Most of you know me as Black Knight, the author of the Starshatter decalogy. A ten book long series (I am expeditiously working on number 8th) which is a Sword&Railgun, Space opera Pulp Scifi. Starshatter is set in what one could quite reasonably describe as wholesome (at least for our intrepid Terrans) alternate history universe.
I did manage to write and publish a good number of books, and in just a few short years. My Starshatter intro book was published in the year of our Lord 2018, followed by the second and third installment in the series. Since then, I have successfully released a total of nine books; seven of my main series, one compilation of short stories set in the same universe, and a brand new novella.
This is quick, almost too fast one would say, and they'd be correct.
My honest advice for any upcoming indie author is: take your time, polish your manuscript and do everything proper. Avoid repeating all of the basic mistakes which beginner authors (like myself) often commit. Proofread a lot, find dependable sigma readers and if your finances allow it, an editor. Yet there is something else you could do even before writing a single page of your draft.
Depending on what your goal is, this process could take from a single day, a week, a few months or years. Of course, you need not commit precious writing time to do research which others have already done. It is always wise to look for helpful articles first; of which there are aplenty, posted on forums and social media. Notwithstanding these, you might be forced to look for specific literature or watch documentaries.

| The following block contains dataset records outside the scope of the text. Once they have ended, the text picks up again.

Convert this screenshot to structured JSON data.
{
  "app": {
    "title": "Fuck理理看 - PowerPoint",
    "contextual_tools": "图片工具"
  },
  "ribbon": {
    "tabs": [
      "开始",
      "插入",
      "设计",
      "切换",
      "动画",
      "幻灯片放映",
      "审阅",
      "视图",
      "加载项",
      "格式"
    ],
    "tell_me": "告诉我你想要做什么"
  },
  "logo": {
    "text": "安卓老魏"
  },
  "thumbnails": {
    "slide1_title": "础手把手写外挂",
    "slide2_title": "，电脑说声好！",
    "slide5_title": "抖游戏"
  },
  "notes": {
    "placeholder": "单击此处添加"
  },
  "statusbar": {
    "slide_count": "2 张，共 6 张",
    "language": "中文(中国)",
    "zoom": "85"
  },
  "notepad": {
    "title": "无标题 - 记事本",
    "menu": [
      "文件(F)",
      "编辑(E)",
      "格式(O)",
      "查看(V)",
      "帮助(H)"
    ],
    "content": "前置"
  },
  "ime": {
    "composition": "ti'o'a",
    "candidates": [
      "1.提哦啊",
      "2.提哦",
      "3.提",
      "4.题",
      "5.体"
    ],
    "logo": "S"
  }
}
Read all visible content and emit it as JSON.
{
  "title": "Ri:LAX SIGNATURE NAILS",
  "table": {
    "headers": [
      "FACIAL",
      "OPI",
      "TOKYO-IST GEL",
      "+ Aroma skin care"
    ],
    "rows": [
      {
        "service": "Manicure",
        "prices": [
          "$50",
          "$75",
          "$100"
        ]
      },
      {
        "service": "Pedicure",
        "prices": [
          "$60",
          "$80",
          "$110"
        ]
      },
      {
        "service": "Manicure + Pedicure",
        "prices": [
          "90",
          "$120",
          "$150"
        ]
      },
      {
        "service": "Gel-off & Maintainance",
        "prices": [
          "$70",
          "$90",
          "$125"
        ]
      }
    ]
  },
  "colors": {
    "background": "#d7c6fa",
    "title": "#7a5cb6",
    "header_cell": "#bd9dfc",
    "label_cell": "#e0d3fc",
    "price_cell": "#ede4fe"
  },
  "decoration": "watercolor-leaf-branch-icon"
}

Oftentimes for your chosen genre said helpful books might be easy to locate or, require more digging. That is often the case when your research requires rare historical literature or peer reviewed scientific papers. Though both acquiring such reads and utilizing them is a hard, time-consuming process, you may find it rather rewarding in the end.
First, one best manage the time available to them, wisely. You need not invest months if your job is demanding and time consuming or, for example, the piece you are writing is short. A few days of light research maybe your best choice of action for a short story.
One of my best friends invested three full months to read about different tribal cultures for her fantasy novella. Which is a great example of moderate research, although in many cases, a good month of heavy reading would be more than enough. In my own case, though it is not unique by any stretch of the imagination, a much more thorough approach was required. This meant years of reading historical literature, watching dozens of documentaries, and interviewing people.
Choose the type of research is best for you; light, moderate, or thorough.
After making a sound decision about your time management and picking the best type of research to fit your project, it is time to commit. By now you would have compiled a list of various sources, media which contains all the relevant information you'll need. It is of paramount importance for you to take notes, and structure them well. This will make your life much easier when you finally commit to writing your draft.
Start with researching the basics needed to construct your project's pillars or, its skeleton if you will. Perhaps one of the most important steps, one which modern Hollywood forgoes completely. By assembling a good, well-shaped, firm base for your story you will avoid most of the dangerous storytelling pitfalls you might otherwise encounter later. Meaning this basic research will help you during the actual writing process, mayhap shave off a month or more.
Now if your time allows you could go forward with the research. Your story has strong bones, the next step is to connect them with muscle, tendon, and cartilage. These are the your Universe's rules and its core lore, the important things which would help bring life to your story. If you do your research well, study what others have done right or where they erred, you are set for success.
If you chose to commit to it, the last part of your research process will provide you with lots of intriguing pieces of information. Factoids would add even more depth to your Universe, so it reads like an inviting, warm house, full of interesting people. Many readers say that it is the small things which they enjoy the most.
That could be a piece of art on the wall; a song hummed by playing children, even something as inconspicuous as the vending machine your character buys their soda from. By weaving in small, yet relatable bits into your story you are making full use of all the information you've procured so far.
Ultimately no matter what type or level of research you've committed to it is important to utilize every single note. “Waste not want not,” wise people often say and they are correct, especially when it comes to doing this kind of research. In the end you will find that your studies had not only helped you write a more engaging story, craft relatable characters, but bettered your own life.
Knowledge is power, use it to forge more and wholesome stories!